What to do: Every line from the one containing "Parse this screenshot: output" to the end of the records below, written out word for word, is the whole answer.

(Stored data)
□ □ □ □

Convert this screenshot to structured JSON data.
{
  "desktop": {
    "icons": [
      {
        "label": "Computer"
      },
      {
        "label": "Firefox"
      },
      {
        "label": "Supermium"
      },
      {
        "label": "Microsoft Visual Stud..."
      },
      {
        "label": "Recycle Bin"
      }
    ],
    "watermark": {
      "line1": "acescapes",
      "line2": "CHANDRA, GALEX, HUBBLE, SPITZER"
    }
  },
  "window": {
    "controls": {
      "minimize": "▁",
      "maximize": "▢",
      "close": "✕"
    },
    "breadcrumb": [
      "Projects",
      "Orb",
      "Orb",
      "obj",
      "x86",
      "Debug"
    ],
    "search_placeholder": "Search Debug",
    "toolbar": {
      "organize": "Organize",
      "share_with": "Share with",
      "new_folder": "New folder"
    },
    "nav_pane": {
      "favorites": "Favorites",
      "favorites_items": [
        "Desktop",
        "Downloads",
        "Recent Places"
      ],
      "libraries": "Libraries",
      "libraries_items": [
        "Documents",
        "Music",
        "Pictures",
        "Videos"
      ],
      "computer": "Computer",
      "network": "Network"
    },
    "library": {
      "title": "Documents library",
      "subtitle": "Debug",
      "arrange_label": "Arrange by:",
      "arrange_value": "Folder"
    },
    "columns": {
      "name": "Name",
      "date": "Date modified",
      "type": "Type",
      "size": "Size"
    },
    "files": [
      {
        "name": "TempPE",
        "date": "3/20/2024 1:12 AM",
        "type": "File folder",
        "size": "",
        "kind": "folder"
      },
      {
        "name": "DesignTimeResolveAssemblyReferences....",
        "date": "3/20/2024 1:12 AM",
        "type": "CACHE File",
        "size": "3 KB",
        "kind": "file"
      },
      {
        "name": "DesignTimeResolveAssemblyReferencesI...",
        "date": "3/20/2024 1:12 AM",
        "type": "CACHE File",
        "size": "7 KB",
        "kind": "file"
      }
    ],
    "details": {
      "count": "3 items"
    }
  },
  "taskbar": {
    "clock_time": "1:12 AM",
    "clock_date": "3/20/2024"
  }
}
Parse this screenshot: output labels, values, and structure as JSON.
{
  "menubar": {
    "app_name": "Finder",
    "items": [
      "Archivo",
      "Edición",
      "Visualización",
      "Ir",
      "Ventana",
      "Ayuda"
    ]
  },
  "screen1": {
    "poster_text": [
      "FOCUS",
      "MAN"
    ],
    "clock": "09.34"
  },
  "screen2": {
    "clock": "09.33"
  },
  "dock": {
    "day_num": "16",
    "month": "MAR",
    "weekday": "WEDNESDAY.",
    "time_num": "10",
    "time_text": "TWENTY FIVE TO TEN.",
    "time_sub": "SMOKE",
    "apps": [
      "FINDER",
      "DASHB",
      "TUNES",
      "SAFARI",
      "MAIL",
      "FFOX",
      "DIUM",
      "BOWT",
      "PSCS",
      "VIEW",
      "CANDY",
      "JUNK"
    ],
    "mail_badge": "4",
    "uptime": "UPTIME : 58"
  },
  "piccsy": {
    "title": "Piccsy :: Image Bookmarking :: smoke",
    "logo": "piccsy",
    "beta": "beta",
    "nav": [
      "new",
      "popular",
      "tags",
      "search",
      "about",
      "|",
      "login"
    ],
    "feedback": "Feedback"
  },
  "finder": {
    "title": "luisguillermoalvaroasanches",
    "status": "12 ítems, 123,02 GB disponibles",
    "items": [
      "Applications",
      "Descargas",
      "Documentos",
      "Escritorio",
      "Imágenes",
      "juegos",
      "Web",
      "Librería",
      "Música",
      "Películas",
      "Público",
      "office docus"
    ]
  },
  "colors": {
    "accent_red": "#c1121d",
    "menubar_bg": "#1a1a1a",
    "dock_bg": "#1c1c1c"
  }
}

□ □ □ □

Solution for this task:
Parse this screenshot: output labels, values, and structure as JSON.
{
  "menubar": {
    "app_name": "Finder",
    "items": [
      "Archivo",
      "Edición",
      "Visualización",
      "Ir",
      "Ventana",
      "Ayuda"
    ]
  },
  "screen1": {
    "poster_text": [
      "FOCUS",
      "MAN"
    ],
    "clock": "09.34"
  },
  "screen2": {
    "clock": "09.33"
  },
  "dock": {
    "day_num": "16",
    "month": "MAR",
    "weekday": "WEDNESDAY.",
    "time_num": "10",
    "time_text": "TWENTY FIVE TO TEN.",
    "time_sub": "SMOKE",
    "apps": [
      "FINDER",
      "DASHB",
      "TUNES",
      "SAFARI",
      "MAIL",
      "FFOX",
      "DIUM",
      "BOWT",
      "PSCS",
      "VIEW",
      "CANDY",
      "JUNK"
    ],
    "mail_badge": "4",
    "uptime": "UPTIME : 58"
  },
  "piccsy": {
    "title": "Piccsy :: Image Bookmarking :: smoke",
    "logo": "piccsy",
    "beta": "beta",
    "nav": [
      "new",
      "popular",
      "tags",
      "search",
      "about",
      "|",
      "login"
    ],
    "feedback": "Feedback"
  },
  "finder": {
    "title": "luisguillermoalvaroasanches",
    "status": "12 ítems, 123,02 GB disponibles",
    "items": [
      "Applications",
      "Descargas",
      "Documentos",
      "Escritorio",
      "Imágenes",
      "juegos",
      "Web",
      "Librería",
      "Música",
      "Películas",
      "Público",
      "office docus"
    ]
  },
  "colors": {
    "accent_red": "#c1121d",
    "menubar_bg": "#1a1a1a",
    "dock_bg": "#1c1c1c"
  }
}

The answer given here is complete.